Lets look at value as an example of hierarchical structure in the works of Wyeth, Kramskoy, and Bouguereau. Please notice and start employing a similar pattern of hierarchy with line, color, composition and value in your own work.

The pattern is this: Big, medium, small (a shot of one, a pint of another, and gallon of the third).

We employ Hierarchy  because we see it in nature and when we accurately emulate the patterns found in nature we will create harmony and appeal in our work. The natural world is the greatest gallery we will ever walk through and mother nature ought to be the muse of every artist. Appeal is only the begging though, we also need to create work which facilitates clear Communication: Art is a language and the sentences we string together ought to be articulate.
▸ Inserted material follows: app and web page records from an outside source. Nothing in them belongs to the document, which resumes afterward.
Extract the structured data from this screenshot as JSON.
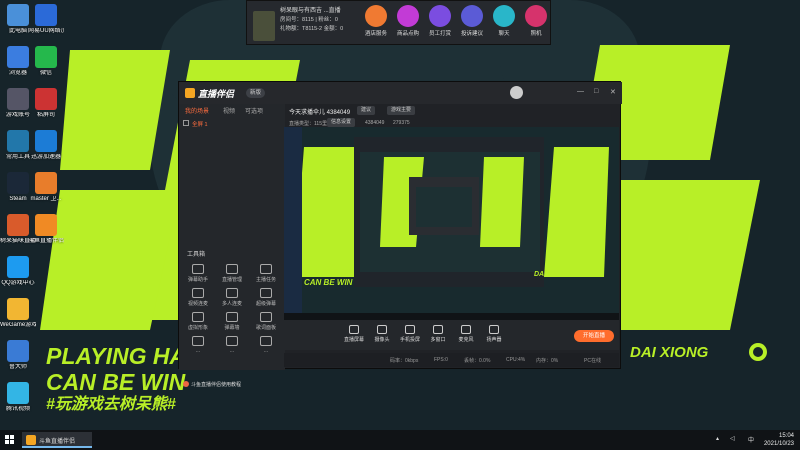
{
  "desktop": {
    "icons": [
      {
        "label": "此电脑",
        "icon": "computer-icon",
        "color": "#4a90d9",
        "col": 0,
        "row": 0
      },
      {
        "label": "网易UU网络加速",
        "icon": "uu-icon",
        "color": "#2b6ad8",
        "col": 1,
        "row": 0
      },
      {
        "label": "浏览器",
        "icon": "browser-icon",
        "color": "#3b7de0",
        "col": 0,
        "row": 1
      },
      {
        "label": "微信",
        "icon": "wechat-icon",
        "color": "#25b84c",
        "col": 1,
        "row": 1
      },
      {
        "label": "游戏账号",
        "icon": "game-icon",
        "color": "#556",
        "col": 0,
        "row": 2
      },
      {
        "label": "粘屏司",
        "icon": "glue-icon",
        "color": "#c33",
        "col": 1,
        "row": 2
      },
      {
        "label": "常用工具",
        "icon": "tools-icon",
        "color": "#27a",
        "col": 0,
        "row": 3
      },
      {
        "label": "迅游加速器",
        "icon": "speedup-icon",
        "color": "#1c7cd6",
        "col": 1,
        "row": 3
      },
      {
        "label": "Steam",
        "icon": "steam-icon",
        "color": "#1b2838",
        "col": 0,
        "row": 4
      },
      {
        "label": "master 卫...",
        "icon": "master-icon",
        "color": "#e87d2b",
        "col": 1,
        "row": 4
      },
      {
        "label": "树呆猫咪直播",
        "icon": "cat-icon",
        "color": "#d95b2b",
        "col": 0,
        "row": 5
      },
      {
        "label": "斗鱼直播伴侣",
        "icon": "douyu-icon",
        "color": "#f08a24",
        "col": 1,
        "row": 5
      },
      {
        "label": "QQ游戏中心",
        "icon": "qq-icon",
        "color": "#1d9bf0",
        "col": 0,
        "row": 6
      },
      {
        "label": "WeGame游戏平台",
        "icon": "wegame-icon",
        "color": "#f2b632",
        "col": 0,
        "row": 7
      },
      {
        "label": "鲁大师",
        "icon": "ludashi-icon",
        "color": "#3a7bd5",
        "col": 0,
        "row": 8
      },
      {
        "label": "腾讯视频",
        "icon": "video-icon",
        "color": "#33b5e5",
        "col": 0,
        "row": 9
      }
    ],
    "banner_line1": "PLAYING HA",
    "banner_line2": "CAN BE WIN",
    "banner_tag": "#玩游戏去树呆熊#",
    "brand_right": "DAI XIONG"
  },
  "top_panel": {
    "title": "树呆眼与有西吉 ...直播",
    "rows": [
      "房间号：8115 | 粉丝：0",
      "礼物额：T8115-2 金额：0"
    ],
    "tools": [
      {
        "label": "酒店服务",
        "icon": "hotel-icon",
        "color": "#f07a32"
      },
      {
        "label": "商品点购",
        "icon": "bag-icon",
        "color": "#c23bd6"
      },
      {
        "label": "员工打赏",
        "icon": "star-icon",
        "color": "#7b4de0"
      },
      {
        "label": "投诉建议",
        "icon": "feedback-icon",
        "color": "#5b5bd6"
      },
      {
        "label": "聊天",
        "icon": "chat-icon",
        "color": "#29b6c9"
      },
      {
        "label": "照机",
        "icon": "game-pad-icon",
        "color": "#d6336c"
      }
    ]
  },
  "app": {
    "logo": "直播伴侣",
    "version": "新版",
    "controls": [
      "—",
      "□",
      "✕"
    ],
    "left_tabs": [
      "我的场景",
      "视频",
      "可选项"
    ],
    "scene_name": "全屏 1",
    "tools_title": "工具箱",
    "tools": [
      {
        "label": "弹幕助手",
        "icon": "danmu-icon"
      },
      {
        "label": "直播管理",
        "icon": "manage-icon"
      },
      {
        "label": "主播任务",
        "icon": "task-icon"
      },
      {
        "label": "视频连麦",
        "icon": "video-link-icon"
      },
      {
        "label": "多人连麦",
        "icon": "multi-link-icon"
      },
      {
        "label": "超级弹幕",
        "icon": "super-danmu-icon"
      },
      {
        "label": "虚拟形象",
        "icon": "avatar-icon"
      },
      {
        "label": "弹幕墙",
        "icon": "wall-icon"
      },
      {
        "label": "歌词面板",
        "icon": "lyrics-icon"
      },
      {
        "label": "...",
        "icon": "more-icon"
      },
      {
        "label": "...",
        "icon": "more2-icon"
      },
      {
        "label": "...",
        "icon": "more3-icon"
      }
    ],
    "warning": "斗鱼直播伴侣使用教程",
    "game_info": "今天求播伞儿 4384049",
    "status_pill": "建议",
    "category": "游戏主要",
    "room_label": "直播类型：115里程",
    "room_pill": "信息设置",
    "room_id": "4384049",
    "room_count": "279375",
    "bottom_buttons": [
      {
        "label": "直播屏幕",
        "icon": "screen-icon"
      },
      {
        "label": "摄像头",
        "icon": "camera-icon"
      },
      {
        "label": "手机投屏",
        "icon": "phone-icon"
      },
      {
        "label": "多窗口",
        "icon": "window-icon"
      },
      {
        "label": "麦克风",
        "icon": "mic-icon"
      },
      {
        "label": "扬声器",
        "icon": "speaker-icon"
      }
    ],
    "start_button": "开始直播",
    "status": [
      "码率：0kbps",
      "FPS:0",
      "丢帧：0.0%",
      "CPU:4%",
      "内存：0%",
      "PC在线"
    ]
  },
  "taskbar": {
    "app_label": "斗鱼直播伴侣",
    "lang": "中",
    "time": "15:04",
    "date": "2021/10/23"
  }
}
Communication: 5 design tools three core emotive messages.


Stability, Rest, Movement: What is the core message of your image? What is the secondary message? Is there a tertiary (third) message? For the sake of clear communication these 2-3 messages ought be set up in a clear visual hierarchy that aligns with their importance to your story.
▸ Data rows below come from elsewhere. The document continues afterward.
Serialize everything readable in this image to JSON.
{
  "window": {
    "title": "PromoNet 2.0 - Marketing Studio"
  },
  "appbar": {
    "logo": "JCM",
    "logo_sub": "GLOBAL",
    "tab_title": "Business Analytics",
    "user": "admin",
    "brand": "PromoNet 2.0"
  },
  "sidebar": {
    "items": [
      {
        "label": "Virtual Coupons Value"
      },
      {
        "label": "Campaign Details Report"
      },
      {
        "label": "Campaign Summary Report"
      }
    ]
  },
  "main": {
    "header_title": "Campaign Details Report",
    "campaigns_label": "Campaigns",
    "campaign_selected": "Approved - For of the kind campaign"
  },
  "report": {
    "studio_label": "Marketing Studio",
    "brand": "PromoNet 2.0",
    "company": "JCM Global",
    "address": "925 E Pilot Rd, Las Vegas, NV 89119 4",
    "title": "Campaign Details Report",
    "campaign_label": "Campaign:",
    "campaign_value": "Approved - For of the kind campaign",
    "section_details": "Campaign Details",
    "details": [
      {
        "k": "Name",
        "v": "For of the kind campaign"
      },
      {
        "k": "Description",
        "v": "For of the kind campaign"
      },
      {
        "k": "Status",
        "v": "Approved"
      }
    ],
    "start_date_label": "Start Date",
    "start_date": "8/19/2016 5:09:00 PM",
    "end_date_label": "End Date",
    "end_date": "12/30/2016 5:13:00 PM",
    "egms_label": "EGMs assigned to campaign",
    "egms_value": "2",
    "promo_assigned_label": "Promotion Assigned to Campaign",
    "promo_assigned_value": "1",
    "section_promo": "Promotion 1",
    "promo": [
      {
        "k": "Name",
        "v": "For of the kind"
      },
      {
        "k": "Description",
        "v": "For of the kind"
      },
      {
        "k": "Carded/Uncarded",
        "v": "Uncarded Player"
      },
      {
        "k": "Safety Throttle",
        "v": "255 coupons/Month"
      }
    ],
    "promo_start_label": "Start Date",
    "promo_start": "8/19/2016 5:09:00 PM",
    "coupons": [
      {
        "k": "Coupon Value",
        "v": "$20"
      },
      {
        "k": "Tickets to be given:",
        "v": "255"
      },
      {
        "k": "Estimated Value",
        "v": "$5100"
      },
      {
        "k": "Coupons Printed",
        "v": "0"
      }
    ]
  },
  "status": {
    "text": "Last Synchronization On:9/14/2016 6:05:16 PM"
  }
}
As an example lets look at the following visual narrative of Catherine (kitty) Austin by Sargent. 

The subject matter is of a young girl but the primary emotive message has an ironically serious tone. She looks like she'd be more at home overseeing corporate takeovers than playing hopscotch. What kind of hierarchical design is employed to achieve this?


(As a quick contrast here a 2 other Sargent paintings of little girls that have a very different emotional tone):
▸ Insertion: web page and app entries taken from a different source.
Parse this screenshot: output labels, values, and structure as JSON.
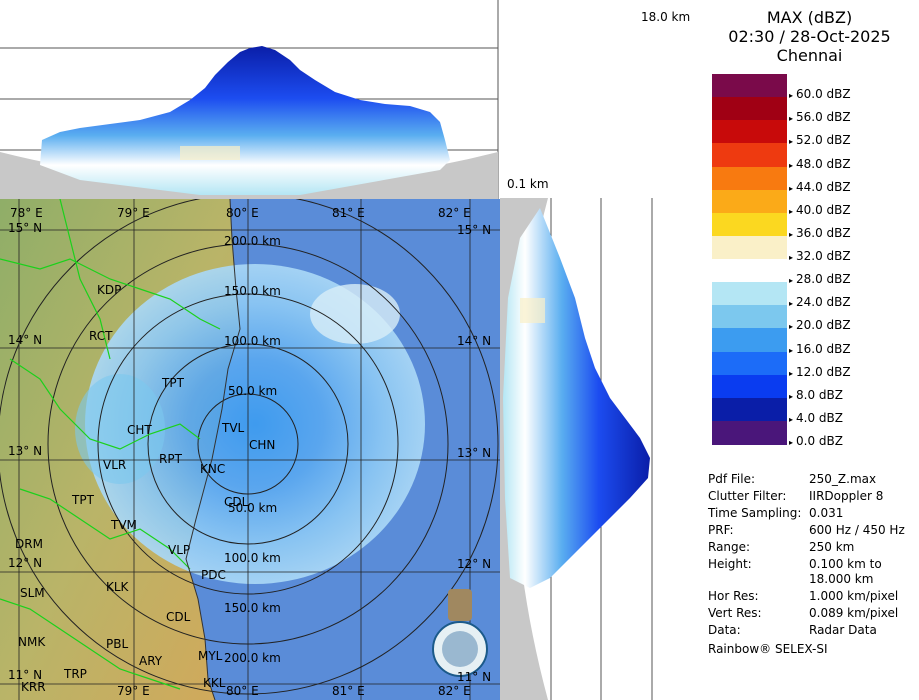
{
  "header": {
    "product": "MAX (dBZ)",
    "datetime": "02:30 / 28-Oct-2025",
    "station": "Chennai"
  },
  "top_panel": {
    "height_label": "18.0 km"
  },
  "side_panel": {
    "height_label": "0.1 km"
  },
  "legend": [
    {
      "label": "60.0 dBZ",
      "color": "#7a0a4a"
    },
    {
      "label": "56.0 dBZ",
      "color": "#a00014"
    },
    {
      "label": "52.0 dBZ",
      "color": "#c80a0a"
    },
    {
      "label": "48.0 dBZ",
      "color": "#ee3a10"
    },
    {
      "label": "44.0 dBZ",
      "color": "#f87a10"
    },
    {
      "label": "40.0 dBZ",
      "color": "#fbaa18"
    },
    {
      "label": "36.0 dBZ",
      "color": "#fbd820"
    },
    {
      "label": "32.0 dBZ",
      "color": "#faf0c8"
    },
    {
      "label": "28.0 dBZ",
      "color": "#ffffff"
    },
    {
      "label": "24.0 dBZ",
      "color": "#b4e6f4"
    },
    {
      "label": "20.0 dBZ",
      "color": "#7cc8ee"
    },
    {
      "label": "16.0 dBZ",
      "color": "#3c9cf0"
    },
    {
      "label": "12.0 dBZ",
      "color": "#1c6cf8"
    },
    {
      "label": "8.0 dBZ",
      "color": "#0a3cf0"
    },
    {
      "label": "4.0 dBZ",
      "color": "#0a1ea8"
    },
    {
      "label": "0.0 dBZ",
      "color": "#4a167a"
    }
  ],
  "map": {
    "lon_labels": [
      "78° E",
      "79° E",
      "80° E",
      "81° E",
      "82° E"
    ],
    "lat_labels": [
      "15° N",
      "14° N",
      "13° N",
      "12° N",
      "11° N"
    ],
    "range_labels": [
      "50.0 km",
      "100.0 km",
      "150.0 km",
      "200.0 km"
    ],
    "places": [
      "KDP",
      "RCT",
      "TPT",
      "CHT",
      "TVL",
      "CHN",
      "VLR",
      "RPT",
      "KNC",
      "TPT",
      "TVM",
      "DRM",
      "VLP",
      "PDC",
      "SLM",
      "KLK",
      "CDL",
      "NMK",
      "PBL",
      "ARY",
      "MYL",
      "TRP",
      "KRR",
      "KKL",
      "CDL"
    ]
  },
  "meta": [
    {
      "key": "Pdf File:",
      "value": "250_Z.max"
    },
    {
      "key": "Clutter Filter:",
      "value": "IIRDoppler 8"
    },
    {
      "key": "Time Sampling:",
      "value": "0.031"
    },
    {
      "key": "PRF:",
      "value": "600 Hz / 450 Hz"
    },
    {
      "key": "Range:",
      "value": "250 km"
    },
    {
      "key": "Height:",
      "value": "0.100 km to"
    },
    {
      "key": "",
      "value": "18.000 km"
    },
    {
      "key": "Hor Res:",
      "value": "1.000 km/pixel"
    },
    {
      "key": "Vert Res:",
      "value": "0.089 km/pixel"
    },
    {
      "key": "Data:",
      "value": "Radar Data"
    }
  ],
  "footer": "Rainbow® SELEX-SI"
}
We connect dark values with rest. That rest can either be ordinary like the rest we associate with sleep or very serious like the rest we associate with the grave. A little girl with her eyes open who is surrounded by a dominate key/value of dark will elicit the second connection and make the work feel much more serious (even ominous) than a portrait of a happy little girl normally should be. Notice that area wise mid keys and high keys fall into a descending hierarchy.


We connect upright shapes (like an upright figure or salt shaker) with the idea of stability. Painting Catherine with an extreme upright posture adds to the sense of seriousness already established by the dominant dark key of the painting.


The color pallet here is dominated by desaturated warms/reds. A design hierarchy which is dominated by low keys and reds will tend to feel emotionally dark even sinister. Another narrative element to give this portrait of a little girl a strangely sober tone. 


Typically the shape hierarchy for a child painting would go something like: ROUND(restful/safe),TRIANGLE (Movement/energy), Square (Stable/serious). Kids are first safe, then fun, and perhaps just a bit stable or serious. Here the formula is reversed by Sargent. The low key the child is bleeding into forms a serious dark box, the child is built of many sharp/dangerous angles and is only subordinately balanced by the round shape of her chin.

The point of all this: A design hierarchy is your key communication point to a viewer. If you want to make a child appear happy and healthy: Safe, fun, childlike etc pick a design hierarchy which reflects/communicates that. If you want a child to appear as dangerous and serious as Claudia from interview with a vampire change up your design choices to reflect that.

Bonus: Here's another even more simple way to think of all the design/drawing and painting tools at an artists disposal:

 Draftsmanship/perspective, Anatomy, line weight and shape.
Light, Harmony, Expression.
Chiaroscuro (light and shadow=realism), and Notan (light and dark=design)

...and  Notan her-->

Here's a pictorial/graphic breakdown of those elements: